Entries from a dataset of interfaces
....................

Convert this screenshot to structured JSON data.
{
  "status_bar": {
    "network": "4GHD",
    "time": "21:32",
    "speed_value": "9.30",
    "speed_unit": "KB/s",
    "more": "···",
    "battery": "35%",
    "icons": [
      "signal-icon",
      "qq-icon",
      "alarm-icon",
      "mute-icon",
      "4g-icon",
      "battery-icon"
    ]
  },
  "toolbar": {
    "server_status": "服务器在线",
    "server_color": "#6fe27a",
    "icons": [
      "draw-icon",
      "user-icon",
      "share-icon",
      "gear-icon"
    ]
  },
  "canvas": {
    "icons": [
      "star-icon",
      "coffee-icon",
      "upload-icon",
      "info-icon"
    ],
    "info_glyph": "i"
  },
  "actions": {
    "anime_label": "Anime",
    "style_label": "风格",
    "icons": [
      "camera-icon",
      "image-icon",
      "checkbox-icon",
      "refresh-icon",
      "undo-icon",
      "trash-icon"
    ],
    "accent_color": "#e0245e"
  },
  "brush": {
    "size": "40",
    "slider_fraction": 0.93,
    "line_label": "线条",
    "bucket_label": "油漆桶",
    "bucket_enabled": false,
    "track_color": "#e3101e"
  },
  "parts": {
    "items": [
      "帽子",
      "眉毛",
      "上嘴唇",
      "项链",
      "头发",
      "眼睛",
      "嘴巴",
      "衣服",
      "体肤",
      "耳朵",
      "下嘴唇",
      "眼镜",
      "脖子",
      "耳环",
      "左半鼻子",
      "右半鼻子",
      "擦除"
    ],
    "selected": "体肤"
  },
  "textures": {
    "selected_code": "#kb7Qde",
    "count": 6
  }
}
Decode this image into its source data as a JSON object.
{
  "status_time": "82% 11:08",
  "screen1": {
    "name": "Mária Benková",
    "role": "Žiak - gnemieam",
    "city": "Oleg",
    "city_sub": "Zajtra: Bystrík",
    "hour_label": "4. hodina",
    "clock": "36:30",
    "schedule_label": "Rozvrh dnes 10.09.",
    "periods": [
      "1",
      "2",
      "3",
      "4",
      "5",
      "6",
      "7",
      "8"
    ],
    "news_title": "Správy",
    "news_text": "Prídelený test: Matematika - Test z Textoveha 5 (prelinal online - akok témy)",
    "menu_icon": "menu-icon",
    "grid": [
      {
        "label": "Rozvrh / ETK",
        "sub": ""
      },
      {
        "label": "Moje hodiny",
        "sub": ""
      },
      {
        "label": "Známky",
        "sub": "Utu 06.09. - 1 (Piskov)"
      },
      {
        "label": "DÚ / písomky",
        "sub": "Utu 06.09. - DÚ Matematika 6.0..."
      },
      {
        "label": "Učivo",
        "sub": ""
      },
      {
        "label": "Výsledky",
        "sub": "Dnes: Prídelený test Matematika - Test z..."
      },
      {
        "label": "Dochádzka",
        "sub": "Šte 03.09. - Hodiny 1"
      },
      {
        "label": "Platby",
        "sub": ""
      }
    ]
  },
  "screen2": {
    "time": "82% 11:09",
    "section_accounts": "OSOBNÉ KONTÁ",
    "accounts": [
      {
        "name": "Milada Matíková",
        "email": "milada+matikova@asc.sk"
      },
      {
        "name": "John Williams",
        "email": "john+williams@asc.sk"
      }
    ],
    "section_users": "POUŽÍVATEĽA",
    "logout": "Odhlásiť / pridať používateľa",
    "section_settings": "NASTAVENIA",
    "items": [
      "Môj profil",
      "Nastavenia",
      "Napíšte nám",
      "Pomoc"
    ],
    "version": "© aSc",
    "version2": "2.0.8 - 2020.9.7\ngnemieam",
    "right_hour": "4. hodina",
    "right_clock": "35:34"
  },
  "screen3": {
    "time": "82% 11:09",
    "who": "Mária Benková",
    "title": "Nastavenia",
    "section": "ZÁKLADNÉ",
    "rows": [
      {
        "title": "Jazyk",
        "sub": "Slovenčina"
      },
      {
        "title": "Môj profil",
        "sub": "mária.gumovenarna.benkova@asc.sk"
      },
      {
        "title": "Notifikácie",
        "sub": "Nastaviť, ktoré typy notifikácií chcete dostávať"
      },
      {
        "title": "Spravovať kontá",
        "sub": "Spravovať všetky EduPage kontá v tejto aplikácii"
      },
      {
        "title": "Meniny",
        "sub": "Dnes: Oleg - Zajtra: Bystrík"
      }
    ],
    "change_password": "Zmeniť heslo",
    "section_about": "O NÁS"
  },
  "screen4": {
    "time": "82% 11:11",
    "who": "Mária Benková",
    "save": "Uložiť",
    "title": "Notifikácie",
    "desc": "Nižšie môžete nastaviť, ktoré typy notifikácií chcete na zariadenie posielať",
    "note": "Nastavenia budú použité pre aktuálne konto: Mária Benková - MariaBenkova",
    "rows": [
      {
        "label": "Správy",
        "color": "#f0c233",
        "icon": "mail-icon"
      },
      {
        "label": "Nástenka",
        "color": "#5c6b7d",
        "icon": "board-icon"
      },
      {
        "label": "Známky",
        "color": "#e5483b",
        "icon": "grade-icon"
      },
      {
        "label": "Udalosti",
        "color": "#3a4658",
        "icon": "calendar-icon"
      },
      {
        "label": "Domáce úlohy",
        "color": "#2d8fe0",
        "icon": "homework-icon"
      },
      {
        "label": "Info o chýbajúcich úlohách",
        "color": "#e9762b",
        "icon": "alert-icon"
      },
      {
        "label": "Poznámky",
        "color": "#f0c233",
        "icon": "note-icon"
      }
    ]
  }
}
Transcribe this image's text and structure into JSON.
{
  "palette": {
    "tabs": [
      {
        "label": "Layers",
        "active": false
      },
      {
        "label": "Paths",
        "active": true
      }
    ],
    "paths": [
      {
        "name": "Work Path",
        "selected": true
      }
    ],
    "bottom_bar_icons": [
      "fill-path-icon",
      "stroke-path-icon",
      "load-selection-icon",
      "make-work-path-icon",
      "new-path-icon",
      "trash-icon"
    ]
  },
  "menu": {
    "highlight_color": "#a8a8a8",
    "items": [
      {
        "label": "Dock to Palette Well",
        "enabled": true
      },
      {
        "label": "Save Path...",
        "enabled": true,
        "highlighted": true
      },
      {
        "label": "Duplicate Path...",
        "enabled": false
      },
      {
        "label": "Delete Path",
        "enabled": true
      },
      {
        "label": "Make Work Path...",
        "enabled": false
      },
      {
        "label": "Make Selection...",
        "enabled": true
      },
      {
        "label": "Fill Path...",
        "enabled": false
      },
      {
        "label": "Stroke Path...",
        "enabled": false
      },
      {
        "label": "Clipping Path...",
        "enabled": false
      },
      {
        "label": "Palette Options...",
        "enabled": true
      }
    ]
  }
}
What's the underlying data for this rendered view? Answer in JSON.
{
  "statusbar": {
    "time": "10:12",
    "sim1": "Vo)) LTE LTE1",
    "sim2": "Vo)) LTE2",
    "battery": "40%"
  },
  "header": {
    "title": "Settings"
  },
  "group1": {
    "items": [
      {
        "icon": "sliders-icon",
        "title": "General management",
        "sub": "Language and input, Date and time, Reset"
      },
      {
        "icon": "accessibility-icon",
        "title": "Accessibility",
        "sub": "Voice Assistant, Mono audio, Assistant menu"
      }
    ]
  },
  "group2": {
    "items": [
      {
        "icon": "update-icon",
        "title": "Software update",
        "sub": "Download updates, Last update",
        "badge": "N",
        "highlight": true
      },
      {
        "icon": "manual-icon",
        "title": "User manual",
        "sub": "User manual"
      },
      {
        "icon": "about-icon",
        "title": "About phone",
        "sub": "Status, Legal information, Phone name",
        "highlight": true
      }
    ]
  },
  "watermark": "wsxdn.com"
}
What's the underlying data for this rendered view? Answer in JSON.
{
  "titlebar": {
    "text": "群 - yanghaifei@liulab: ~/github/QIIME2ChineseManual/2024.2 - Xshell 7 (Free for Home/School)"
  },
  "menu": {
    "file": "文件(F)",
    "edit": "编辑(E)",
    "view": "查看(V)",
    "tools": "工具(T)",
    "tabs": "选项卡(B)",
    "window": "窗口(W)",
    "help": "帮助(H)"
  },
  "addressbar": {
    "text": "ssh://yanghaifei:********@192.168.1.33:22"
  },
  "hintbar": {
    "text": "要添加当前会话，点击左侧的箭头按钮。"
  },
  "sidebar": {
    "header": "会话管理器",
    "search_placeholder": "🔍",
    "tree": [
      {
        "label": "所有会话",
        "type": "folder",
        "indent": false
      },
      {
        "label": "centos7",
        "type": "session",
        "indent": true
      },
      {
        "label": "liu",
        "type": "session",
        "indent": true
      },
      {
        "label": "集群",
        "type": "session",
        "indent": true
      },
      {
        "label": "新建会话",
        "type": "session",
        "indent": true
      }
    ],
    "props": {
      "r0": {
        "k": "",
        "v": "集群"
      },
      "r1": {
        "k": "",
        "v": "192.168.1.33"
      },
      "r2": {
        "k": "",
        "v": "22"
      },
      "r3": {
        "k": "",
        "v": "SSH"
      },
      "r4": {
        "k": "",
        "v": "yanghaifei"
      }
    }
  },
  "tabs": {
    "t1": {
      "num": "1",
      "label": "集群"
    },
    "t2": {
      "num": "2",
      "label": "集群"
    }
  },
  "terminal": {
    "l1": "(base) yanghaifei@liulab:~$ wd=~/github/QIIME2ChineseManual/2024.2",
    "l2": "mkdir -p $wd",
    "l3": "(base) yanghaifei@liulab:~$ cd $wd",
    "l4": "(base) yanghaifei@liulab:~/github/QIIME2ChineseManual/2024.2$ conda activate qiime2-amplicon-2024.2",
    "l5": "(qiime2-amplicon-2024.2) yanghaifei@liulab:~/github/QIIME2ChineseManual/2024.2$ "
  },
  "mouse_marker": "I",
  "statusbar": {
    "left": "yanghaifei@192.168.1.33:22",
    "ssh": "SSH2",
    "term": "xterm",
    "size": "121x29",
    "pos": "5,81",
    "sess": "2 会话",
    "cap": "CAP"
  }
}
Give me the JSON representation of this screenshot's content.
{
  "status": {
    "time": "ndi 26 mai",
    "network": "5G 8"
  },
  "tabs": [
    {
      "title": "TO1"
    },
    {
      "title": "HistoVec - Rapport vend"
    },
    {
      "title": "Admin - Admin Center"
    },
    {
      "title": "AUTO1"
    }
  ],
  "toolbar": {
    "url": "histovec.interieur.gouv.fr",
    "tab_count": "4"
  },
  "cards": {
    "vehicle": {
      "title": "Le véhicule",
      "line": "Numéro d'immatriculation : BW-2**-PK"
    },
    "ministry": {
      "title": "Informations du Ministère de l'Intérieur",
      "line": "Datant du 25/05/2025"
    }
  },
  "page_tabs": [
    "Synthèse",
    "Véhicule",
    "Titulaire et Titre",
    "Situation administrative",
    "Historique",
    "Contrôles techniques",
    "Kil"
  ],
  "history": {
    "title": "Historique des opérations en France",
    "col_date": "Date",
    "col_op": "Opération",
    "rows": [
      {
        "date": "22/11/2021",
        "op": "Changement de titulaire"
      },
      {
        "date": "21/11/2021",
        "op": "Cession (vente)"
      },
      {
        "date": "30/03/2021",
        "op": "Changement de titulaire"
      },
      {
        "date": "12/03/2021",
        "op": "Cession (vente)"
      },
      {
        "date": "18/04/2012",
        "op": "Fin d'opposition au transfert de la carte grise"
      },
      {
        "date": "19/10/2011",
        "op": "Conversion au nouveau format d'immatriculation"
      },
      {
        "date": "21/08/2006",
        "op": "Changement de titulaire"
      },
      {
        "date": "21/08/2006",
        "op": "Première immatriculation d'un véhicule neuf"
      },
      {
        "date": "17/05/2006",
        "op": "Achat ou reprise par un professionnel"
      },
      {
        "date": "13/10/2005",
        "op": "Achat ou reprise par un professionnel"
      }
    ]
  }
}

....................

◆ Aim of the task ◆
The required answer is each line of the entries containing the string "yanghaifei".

◆ Task response ◆
    "text": "群 - yanghaifei@liulab: ~/github/QIIME2ChineseManual/2024.2 - Xshell 7 (Free for Home/School)"
    "text": "ssh://yanghaifei:********@192.168.1.33:22"
        "v": "yanghaifei"
    "l1": "(base) yanghaifei@liulab:~$ wd=~/github/QIIME2ChineseManual/2024.2",
    "l3": "(base) yanghaifei@liulab:~$ cd $wd",
    "l4": "(base) yanghaifei@liulab:~/github/QIIME2ChineseManual/2024.2$ conda activate qiime2-amplicon-2024.2",
    "l5": "(qiime2-amplicon-2024.2) yanghaifei@liulab:~/github/QIIME2ChineseManual/2024.2$ "
    "left": "yanghaifei@192.168.1.33:22",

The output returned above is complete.